Things don’t look good for Tether. As each month goes by without an audit, people only grow more concerned. An incredibly insightful article points out that tether would never be audited. To begin with, the audit would only go back to June 2017, if it happened at all. But the real problem with an audit would be the extent of its credibility if it couldn’t fully account for where all of Tether’s funds were for the months before. This seemly random decision not to thoroughly audit the crypto is problematic when taking Tether’s relationship with BitFinex into account.

BitFinex was a victim of a massive hack that led to the loss of $70 million in June 2016. They decided to even out the loss and remove 36% of the funds from everyone’s account. The question of what they did with that money, as the user BitFinex’ed points out in his article, is questionable. Knowing the trail of BitFinex and Tether’s money could create problems for both platforms if it showed that they traded the money on the exchange using Tether or used the money to manipulate the market.

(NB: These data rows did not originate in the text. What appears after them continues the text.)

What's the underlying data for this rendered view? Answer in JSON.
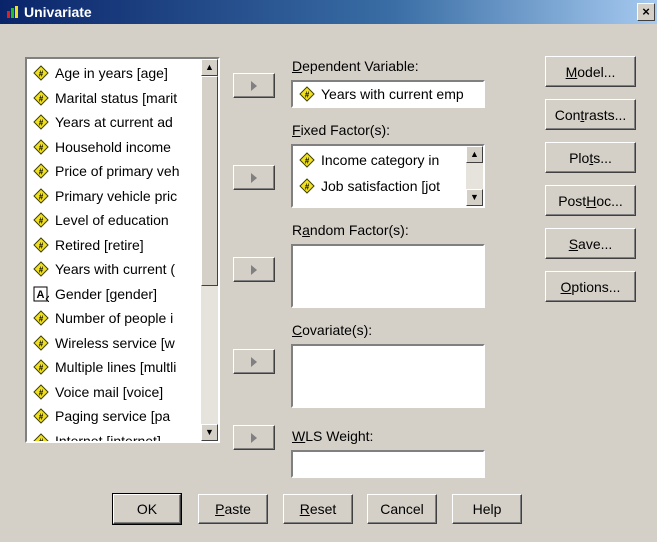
{
  "window": {
    "title": "Univariate",
    "close_label": "×"
  },
  "variables": [
    {
      "label": "Age in years [age]",
      "type": "scale"
    },
    {
      "label": "Marital status [marit",
      "type": "scale"
    },
    {
      "label": "Years at current ad",
      "type": "scale"
    },
    {
      "label": "Household income",
      "type": "scale"
    },
    {
      "label": "Price of primary veh",
      "type": "scale"
    },
    {
      "label": "Primary vehicle pric",
      "type": "scale"
    },
    {
      "label": "Level of education",
      "type": "scale"
    },
    {
      "label": "Retired [retire]",
      "type": "scale"
    },
    {
      "label": "Years with current (",
      "type": "scale"
    },
    {
      "label": "Gender [gender]",
      "type": "string"
    },
    {
      "label": "Number of people i",
      "type": "scale"
    },
    {
      "label": "Wireless service [w",
      "type": "scale"
    },
    {
      "label": "Multiple lines [multli",
      "type": "scale"
    },
    {
      "label": "Voice mail [voice]",
      "type": "scale"
    },
    {
      "label": "Paging service [pa",
      "type": "scale"
    },
    {
      "label": "Internet [internet]",
      "type": "scale"
    }
  ],
  "sections": {
    "dependent": {
      "label_u": "D",
      "label_rest": "ependent Variable:",
      "items": [
        "Years with current emp"
      ]
    },
    "fixed": {
      "label_u": "F",
      "label_rest": "ixed Factor(s):",
      "items": [
        "Income category in",
        "Job satisfaction [jot"
      ]
    },
    "random": {
      "label_pre": "R",
      "label_u": "a",
      "label_rest": "ndom Factor(s):"
    },
    "covariate": {
      "label_u": "C",
      "label_rest": "ovariate(s):"
    },
    "wls": {
      "label_u": "W",
      "label_rest": "LS Weight:"
    }
  },
  "side_buttons": {
    "model": {
      "u": "M",
      "rest": "odel..."
    },
    "contrasts": {
      "pre": "Con",
      "u": "t",
      "rest": "rasts..."
    },
    "plots": {
      "pre": "Plo",
      "u": "t",
      "rest": "s..."
    },
    "posthoc": {
      "pre": "Post ",
      "u": "H",
      "rest": "oc..."
    },
    "save": {
      "u": "S",
      "rest": "ave..."
    },
    "options": {
      "u": "O",
      "rest": "ptions..."
    }
  },
  "bottom_buttons": {
    "ok": "OK",
    "paste": {
      "u": "P",
      "rest": "aste"
    },
    "reset": {
      "u": "R",
      "rest": "eset"
    },
    "cancel": "Cancel",
    "help": "Help"
  }
}
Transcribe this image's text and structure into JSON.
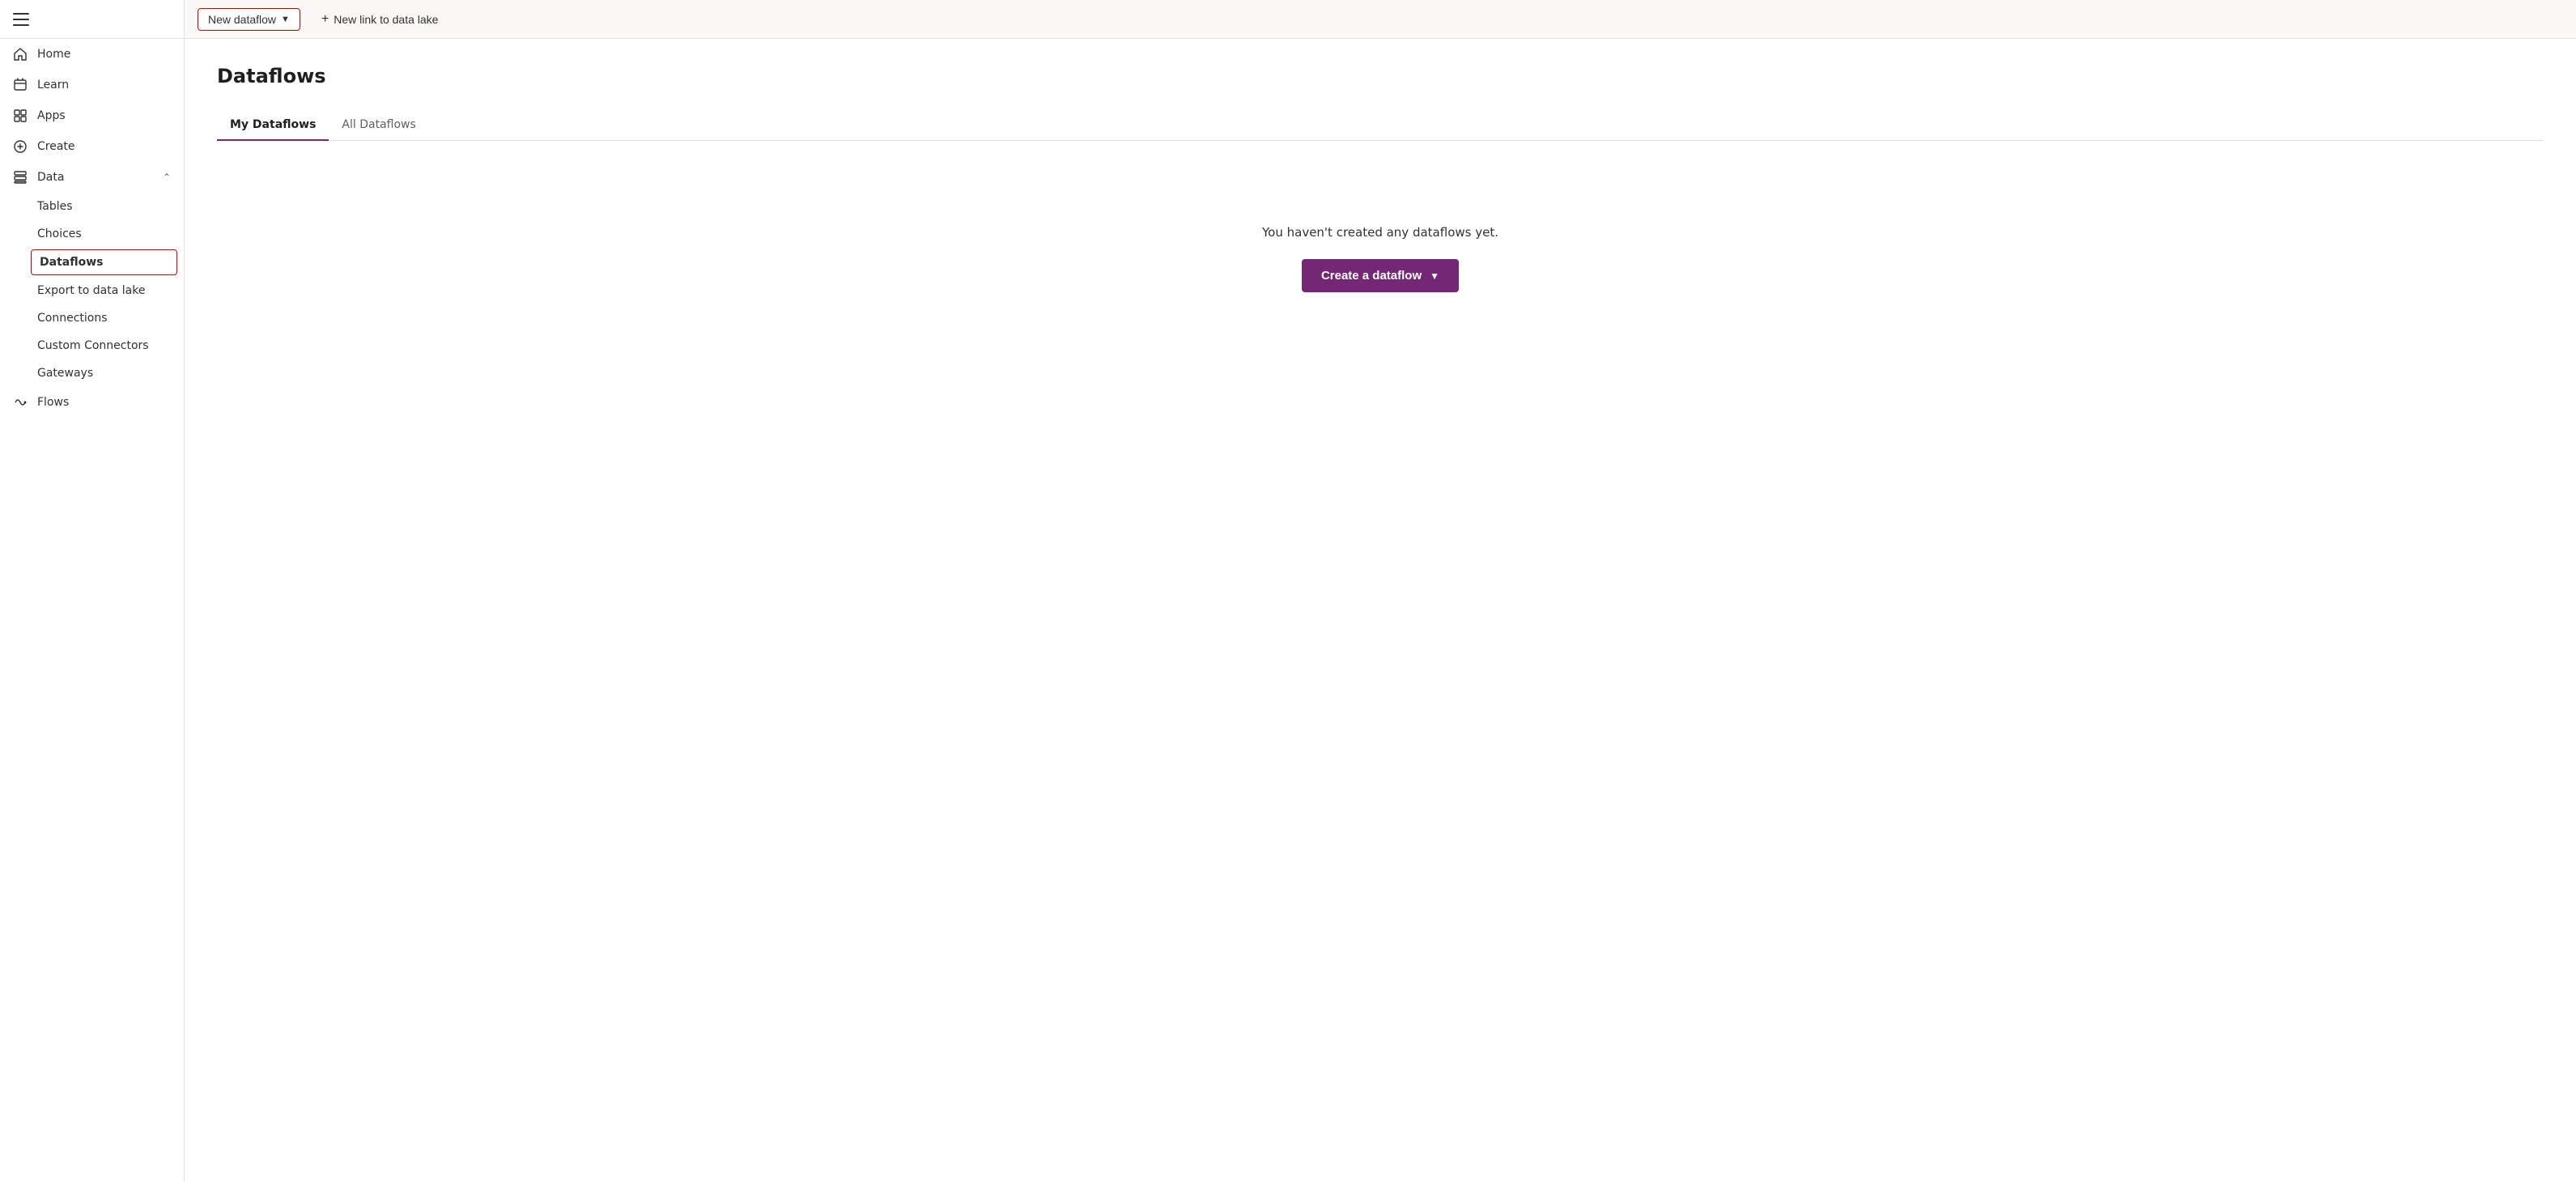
{
  "sidebar": {
    "hamburger_label": "Menu",
    "items": [
      {
        "id": "home",
        "label": "Home",
        "icon": "home-icon"
      },
      {
        "id": "learn",
        "label": "Learn",
        "icon": "learn-icon"
      },
      {
        "id": "apps",
        "label": "Apps",
        "icon": "apps-icon"
      },
      {
        "id": "create",
        "label": "Create",
        "icon": "create-icon"
      },
      {
        "id": "data",
        "label": "Data",
        "icon": "data-icon",
        "expandable": true,
        "expanded": true
      }
    ],
    "sub_items": [
      {
        "id": "tables",
        "label": "Tables"
      },
      {
        "id": "choices",
        "label": "Choices"
      },
      {
        "id": "dataflows",
        "label": "Dataflows",
        "active": true
      },
      {
        "id": "export-to-data-lake",
        "label": "Export to data lake"
      },
      {
        "id": "connections",
        "label": "Connections"
      },
      {
        "id": "custom-connectors",
        "label": "Custom Connectors"
      },
      {
        "id": "gateways",
        "label": "Gateways"
      }
    ],
    "bottom_items": [
      {
        "id": "flows",
        "label": "Flows",
        "icon": "flows-icon"
      }
    ]
  },
  "toolbar": {
    "new_dataflow_label": "New dataflow",
    "new_link_label": "New link to data lake"
  },
  "content": {
    "page_title": "Dataflows",
    "tabs": [
      {
        "id": "my-dataflows",
        "label": "My Dataflows",
        "active": true
      },
      {
        "id": "all-dataflows",
        "label": "All Dataflows",
        "active": false
      }
    ],
    "empty_state": {
      "message": "You haven't created any dataflows yet.",
      "create_button_label": "Create a dataflow"
    }
  },
  "colors": {
    "accent": "#742774",
    "active_border": "#c00",
    "tab_underline": "#742774"
  }
}
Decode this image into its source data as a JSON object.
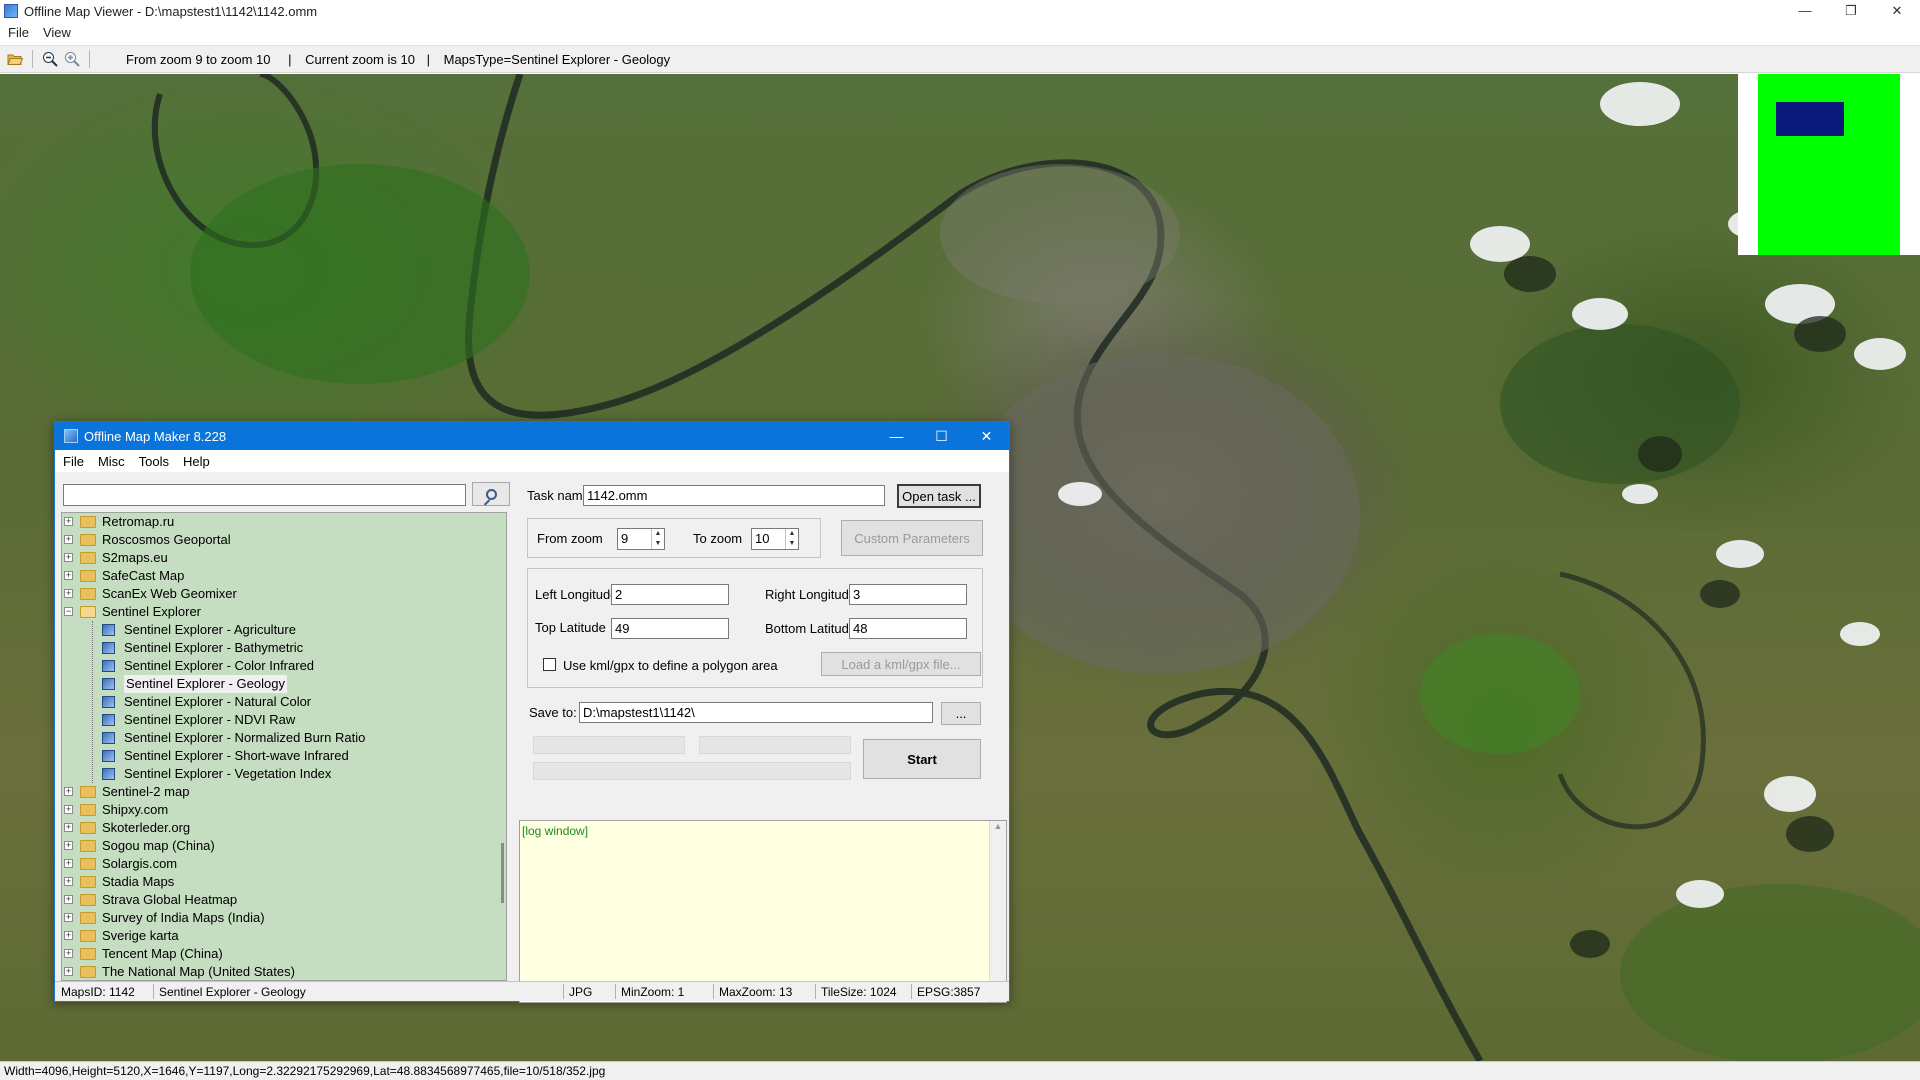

What Would Happen If Tether Collapsed?

The future of Tether is tentative at best. Especially now that TrueUSD (TUSD), a new tethered token that functions just like Tether, will be listed on Binance. It operates similarly to Tether but provides much better transparency, clearly showing their team, for instance, and providing regular audits. And they’re not the only alternative for people to use.

Without spreading FUD, if some more solid evidence does come forward and shows that Tether doesn’t have the money in reserve to back up its holdings, then it’s safe to say that Tether’s value would drop and create instability. How much instability? That depends on who you ask. Some say that at a market cap of $2.2 billion it would be negligible. Others point out that its value is often miscalculated, and should Tether collapse, there would be drastic consequences.

But without that transparency, there’s a whole lot of unknown. It is apparent that they do have some money to back up the USDT they’ve issued. How much is uncertain. It’s anyone’s guess. However, if their shady business practices show collusion in the market, that’s a whole different story. FOMO and FUD run the market, and proof of market manipulation would cause ripples throughout the market. And not only would the market be affected, but it would impact people’s trust in cryptocurrencies. For now, using Tether requires trust more than anything else, and with more alternatives available, that trust is increasingly rare.

About the Author

James is an avid investor in real estate and the stock market. He has found an edge in his real estate investing with digital marketing.